Lander, a mathematician and genomics researcher, was previously the head of the Broad Institute at Harvard and MIT. Nsikan Akpan, health and science editor for WNYC Radio in New York, joins Ira to discuss the resignation and what it might mean for the president’s science policy initiatives.
They also talk about other stories from the week in science, including an advance in fusion research in Europe, concerns over the increasing saltiness of Lake Michigan, and the question of whether sequestering urine from the sewage stream might have environmental advantages.
New COVID-19 Antiviral Pills: How Do They Work?
Late last year, two new drugs joined the lineup of options for high-risk patients who may need extra help fighting COVID-19: Merck’s pill molnupiravir, and Pfizer’s pill Paxlovid.
The two pills join remdesivir, an infusion-only drug, as antiviral compounds that attack the SARS-CoV2 virus in different ways. But how exactly do they work, how well do they work, and what makes them complicated to use in real life?
Ira talks to virologists Ran Swanstrom and Adam Lauring about the fundamentals of antiviral drugs, concerns about molnupiravir’s method of mutating the virus to death, and the long drug interaction list for Paxlovid. Plus, why timing is a critical issue for getting drugs to patients.

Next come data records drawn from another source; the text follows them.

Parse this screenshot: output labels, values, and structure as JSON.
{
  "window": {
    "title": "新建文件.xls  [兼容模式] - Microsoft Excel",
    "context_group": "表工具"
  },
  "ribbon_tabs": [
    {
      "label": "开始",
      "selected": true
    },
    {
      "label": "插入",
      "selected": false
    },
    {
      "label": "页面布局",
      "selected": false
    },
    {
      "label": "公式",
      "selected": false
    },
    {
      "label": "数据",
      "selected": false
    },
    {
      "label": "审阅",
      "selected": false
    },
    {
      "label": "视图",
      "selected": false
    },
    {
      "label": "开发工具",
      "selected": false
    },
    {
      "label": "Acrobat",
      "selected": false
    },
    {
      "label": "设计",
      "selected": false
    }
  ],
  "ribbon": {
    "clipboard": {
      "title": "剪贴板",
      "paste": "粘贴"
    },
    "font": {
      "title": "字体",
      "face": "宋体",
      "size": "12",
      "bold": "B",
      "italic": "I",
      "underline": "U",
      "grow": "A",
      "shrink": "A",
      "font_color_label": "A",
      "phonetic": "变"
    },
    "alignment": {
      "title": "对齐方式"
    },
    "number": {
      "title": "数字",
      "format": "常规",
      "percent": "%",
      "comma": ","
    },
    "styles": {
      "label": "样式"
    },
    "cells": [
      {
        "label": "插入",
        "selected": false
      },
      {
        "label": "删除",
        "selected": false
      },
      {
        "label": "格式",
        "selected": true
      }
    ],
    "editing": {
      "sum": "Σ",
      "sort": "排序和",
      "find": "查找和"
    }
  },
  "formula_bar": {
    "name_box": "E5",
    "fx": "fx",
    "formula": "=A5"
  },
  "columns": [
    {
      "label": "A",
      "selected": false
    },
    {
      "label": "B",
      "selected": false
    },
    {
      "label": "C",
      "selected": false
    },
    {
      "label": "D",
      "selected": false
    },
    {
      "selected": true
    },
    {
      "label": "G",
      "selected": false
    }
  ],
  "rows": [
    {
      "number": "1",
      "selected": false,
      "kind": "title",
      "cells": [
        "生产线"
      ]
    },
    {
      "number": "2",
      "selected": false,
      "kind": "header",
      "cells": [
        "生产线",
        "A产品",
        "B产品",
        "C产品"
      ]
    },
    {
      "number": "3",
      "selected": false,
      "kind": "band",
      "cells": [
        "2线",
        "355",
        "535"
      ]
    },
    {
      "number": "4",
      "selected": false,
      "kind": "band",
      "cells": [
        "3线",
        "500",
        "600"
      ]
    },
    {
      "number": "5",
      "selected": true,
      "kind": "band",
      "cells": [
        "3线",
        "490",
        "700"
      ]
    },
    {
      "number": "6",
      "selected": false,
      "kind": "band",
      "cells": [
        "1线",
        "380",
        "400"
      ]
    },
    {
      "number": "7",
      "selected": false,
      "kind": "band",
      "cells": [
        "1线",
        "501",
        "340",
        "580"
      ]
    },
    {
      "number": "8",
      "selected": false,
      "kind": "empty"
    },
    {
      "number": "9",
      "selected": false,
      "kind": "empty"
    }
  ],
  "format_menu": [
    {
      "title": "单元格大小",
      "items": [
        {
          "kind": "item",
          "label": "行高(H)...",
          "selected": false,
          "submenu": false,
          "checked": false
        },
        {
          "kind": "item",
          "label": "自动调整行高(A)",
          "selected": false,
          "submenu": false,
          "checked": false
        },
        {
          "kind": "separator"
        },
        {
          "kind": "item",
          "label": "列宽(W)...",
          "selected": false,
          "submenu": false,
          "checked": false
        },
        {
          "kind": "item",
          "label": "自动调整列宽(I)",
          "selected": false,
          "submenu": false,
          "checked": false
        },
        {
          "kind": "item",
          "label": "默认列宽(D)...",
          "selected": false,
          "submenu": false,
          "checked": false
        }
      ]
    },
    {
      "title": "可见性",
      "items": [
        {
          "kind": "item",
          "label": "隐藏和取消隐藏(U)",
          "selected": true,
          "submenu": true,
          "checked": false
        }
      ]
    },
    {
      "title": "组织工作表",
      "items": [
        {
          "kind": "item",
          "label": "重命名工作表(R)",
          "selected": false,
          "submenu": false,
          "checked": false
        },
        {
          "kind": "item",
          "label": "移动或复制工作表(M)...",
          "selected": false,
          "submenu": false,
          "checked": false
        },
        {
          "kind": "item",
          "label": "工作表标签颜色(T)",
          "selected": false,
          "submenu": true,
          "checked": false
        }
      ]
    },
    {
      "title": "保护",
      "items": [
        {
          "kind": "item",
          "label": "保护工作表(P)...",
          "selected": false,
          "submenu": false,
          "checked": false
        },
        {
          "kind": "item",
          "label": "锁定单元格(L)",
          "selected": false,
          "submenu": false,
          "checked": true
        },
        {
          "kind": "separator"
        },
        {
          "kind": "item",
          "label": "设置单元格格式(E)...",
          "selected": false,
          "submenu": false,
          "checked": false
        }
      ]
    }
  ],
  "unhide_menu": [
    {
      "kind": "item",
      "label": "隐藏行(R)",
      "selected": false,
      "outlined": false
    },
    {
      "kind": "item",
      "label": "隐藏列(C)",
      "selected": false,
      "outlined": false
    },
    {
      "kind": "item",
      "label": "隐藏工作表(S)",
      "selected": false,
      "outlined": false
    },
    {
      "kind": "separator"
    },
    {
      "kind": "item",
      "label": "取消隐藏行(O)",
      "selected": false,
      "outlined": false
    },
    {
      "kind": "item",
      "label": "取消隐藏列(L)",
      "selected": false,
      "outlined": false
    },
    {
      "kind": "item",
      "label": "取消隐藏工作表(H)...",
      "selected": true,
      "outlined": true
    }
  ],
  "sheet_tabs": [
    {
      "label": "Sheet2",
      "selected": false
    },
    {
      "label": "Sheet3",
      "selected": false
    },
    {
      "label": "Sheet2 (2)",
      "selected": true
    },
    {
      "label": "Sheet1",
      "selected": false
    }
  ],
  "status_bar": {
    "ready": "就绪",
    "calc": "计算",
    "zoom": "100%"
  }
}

Meet The Drag Artists Who Are Making Science More Accessible
Each generation has had science communicators who brought a sometimes stuffy, siloed subject into homes, inspiring minds young and old. Scientists like Don Herbert, Carl Sagan, and Bill Nye are classic examples. But our modern age of social media has brought more diverse communicators into the forefront of science communication, including the wild, wonderful world of STEM drag stars.
These are queer folk who mix the flashy fashions of the drag world with science education. Some, like Kyne, use TikTok as a medium to teach concepts like math. Others, like Pattie Gonia, use drag to attract more people to the great outdoors. The accessibility of the internet has made these personalities available to a wide audience.
Kyne and Pattie Gonia join Ira to talk about the magic drag can bring to science education, and why they think the future of SciComm looks more diverse than the past.